Elizabeth Scrafford pauses while hiking in the Matanuska Valley in Alaska in the fall of 2013. She served as a community organizer in Alaska for a local nonprofit before joining the Sierra Club as an associate organizing representative.
Elizabeth Scrafford has seen the effects of pollution first hand. Once, pollution from smelters in her grandmother’s hometown caused all the trees to die. This tragedy inspired her to help communities transition to a clean-energy economy.
“I really believe that clean energy can offer both healthier communities and the good jobs needed in today’s economy,” Scrafford said.
Scrafford, 31, began serving as an associate organizing representative of the Sierra Club’s Beyond Coal Campaign last fall in 2014. The Sierra Club’s mission is to safeguard the health of communities, protect wildlife and preserve natural places through grassroots activism, public education, public officials and legal action when necessary.
“Coal-fired power plants increase health risks for asthmatics and harm those most at risk, and there are more than 20 coal-fired power plants in operation across the state of Illinois,” Scrafford said.
The mission of the Beyond Coal campaign is to build a responsible transition away from coal-fired power to clean energy, one community at a time. By frequently working with the local Sierra Club chapter, the Piasa Palisades group, Scrafford hopes to secure a healthier future in the Riverbend for generations to come.
“Every person in our community has the right to clean air and clean water, and that right is threatened when we allow outdated coal plants that lack modern pollution controls to pollute communities,” Scrafford said.
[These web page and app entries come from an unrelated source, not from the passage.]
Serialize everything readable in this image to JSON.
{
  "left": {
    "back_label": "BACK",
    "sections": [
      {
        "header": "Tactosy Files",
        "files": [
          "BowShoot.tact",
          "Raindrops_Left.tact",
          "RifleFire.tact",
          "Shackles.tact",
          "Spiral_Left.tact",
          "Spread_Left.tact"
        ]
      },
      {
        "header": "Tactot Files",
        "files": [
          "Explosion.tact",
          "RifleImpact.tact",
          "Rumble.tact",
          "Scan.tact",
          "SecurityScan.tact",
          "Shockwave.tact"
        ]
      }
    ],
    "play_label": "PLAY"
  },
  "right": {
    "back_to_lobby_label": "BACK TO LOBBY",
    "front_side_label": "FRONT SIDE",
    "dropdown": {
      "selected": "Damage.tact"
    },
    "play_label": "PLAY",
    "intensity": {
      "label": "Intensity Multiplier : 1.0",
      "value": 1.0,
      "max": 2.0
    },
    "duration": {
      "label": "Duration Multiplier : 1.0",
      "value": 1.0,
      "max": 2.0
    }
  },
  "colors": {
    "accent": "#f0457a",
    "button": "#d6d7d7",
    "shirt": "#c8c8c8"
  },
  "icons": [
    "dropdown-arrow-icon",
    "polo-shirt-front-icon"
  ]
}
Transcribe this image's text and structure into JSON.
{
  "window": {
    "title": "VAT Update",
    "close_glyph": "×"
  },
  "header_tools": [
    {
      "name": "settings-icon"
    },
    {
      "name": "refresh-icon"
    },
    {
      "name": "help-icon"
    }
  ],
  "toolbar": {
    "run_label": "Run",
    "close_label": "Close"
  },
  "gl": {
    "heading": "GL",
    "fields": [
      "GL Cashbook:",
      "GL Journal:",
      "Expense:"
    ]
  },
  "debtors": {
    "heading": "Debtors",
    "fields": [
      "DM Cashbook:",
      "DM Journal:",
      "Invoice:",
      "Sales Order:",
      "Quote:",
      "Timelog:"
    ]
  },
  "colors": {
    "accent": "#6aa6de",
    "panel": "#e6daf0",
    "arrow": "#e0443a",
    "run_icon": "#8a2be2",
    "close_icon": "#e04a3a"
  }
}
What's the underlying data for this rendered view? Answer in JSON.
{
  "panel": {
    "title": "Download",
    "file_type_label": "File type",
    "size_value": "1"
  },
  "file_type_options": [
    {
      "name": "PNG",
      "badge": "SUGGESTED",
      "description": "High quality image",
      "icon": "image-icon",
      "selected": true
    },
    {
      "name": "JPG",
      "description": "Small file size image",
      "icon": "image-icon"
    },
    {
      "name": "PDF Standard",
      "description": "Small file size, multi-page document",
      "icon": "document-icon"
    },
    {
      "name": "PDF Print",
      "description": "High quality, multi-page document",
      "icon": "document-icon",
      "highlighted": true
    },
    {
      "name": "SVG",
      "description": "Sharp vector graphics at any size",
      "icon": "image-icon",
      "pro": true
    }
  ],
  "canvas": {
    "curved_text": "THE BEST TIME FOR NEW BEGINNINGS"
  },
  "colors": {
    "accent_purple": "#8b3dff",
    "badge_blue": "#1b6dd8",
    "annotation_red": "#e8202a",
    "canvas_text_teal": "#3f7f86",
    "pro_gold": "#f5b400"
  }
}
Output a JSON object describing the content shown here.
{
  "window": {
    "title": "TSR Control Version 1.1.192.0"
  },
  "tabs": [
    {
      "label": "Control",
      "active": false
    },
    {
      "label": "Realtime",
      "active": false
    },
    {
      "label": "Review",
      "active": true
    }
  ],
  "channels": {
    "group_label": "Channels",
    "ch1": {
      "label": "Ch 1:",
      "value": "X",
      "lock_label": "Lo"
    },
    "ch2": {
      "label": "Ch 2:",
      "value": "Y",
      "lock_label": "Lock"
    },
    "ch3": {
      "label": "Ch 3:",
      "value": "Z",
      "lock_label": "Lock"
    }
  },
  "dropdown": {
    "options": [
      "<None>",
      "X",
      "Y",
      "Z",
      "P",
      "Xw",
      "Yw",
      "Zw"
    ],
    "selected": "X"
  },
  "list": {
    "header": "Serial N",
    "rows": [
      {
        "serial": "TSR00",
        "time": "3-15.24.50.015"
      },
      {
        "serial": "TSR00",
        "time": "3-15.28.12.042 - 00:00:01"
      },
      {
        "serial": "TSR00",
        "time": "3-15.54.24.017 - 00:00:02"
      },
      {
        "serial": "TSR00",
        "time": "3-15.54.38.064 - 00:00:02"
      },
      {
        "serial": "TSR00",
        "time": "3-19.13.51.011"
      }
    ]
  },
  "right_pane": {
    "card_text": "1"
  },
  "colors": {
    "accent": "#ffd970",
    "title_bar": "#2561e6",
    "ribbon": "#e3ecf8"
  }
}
As the price of clean energy in Illinois drops, Scrafford sees the writing on the wall for coal-fired energy. She believes it is the responsibility of the community to come together and foster a responsible transition away from coal that protects workers while securing Alton as an economic leader.
“I’m eager to collaborate with many different members of the community on ways that we can make clean air, clean water and a vibrant economic future a reality for the city of Alton,” Scrafford said.
Scrafford, who originally hails from Hayden, Idaho, is no stranger to community organizing. She has worked as a community organizer in Chicago and Alaska through local nonprofits. She encourages local involvement with the Piasa Palisades group.
“The best part of my job is sharing ideas with many different members of our community who all share the goal of making our community great,” Scrafford said.
The Piasa Palisades Cabin Restoration Project received the Pride Inc. Outstanding Citizens Award and the Illinois Department of Natural Resources Outstanding Volunteer of the Year Award in 2014. Its next meeting will be held at 7 p.m. Tuesday, Feb. 17, at the Alton YWCA, 304 E. Third St.
The Sierra Club is America’s largest grassroots environmental organization, with more than 2.4 million members and supporters nationwide. Nearly every state has a chapter that focuses on state-level issues pertaining to energy and the environment. In Illinois, there are many regional groups that aim to tackle issues from more of a local perspective.
Those interested in getting involved with the Sierra Club’s Beyond Coal Campaign can contact Scrafford at firstname.lastname@example.org.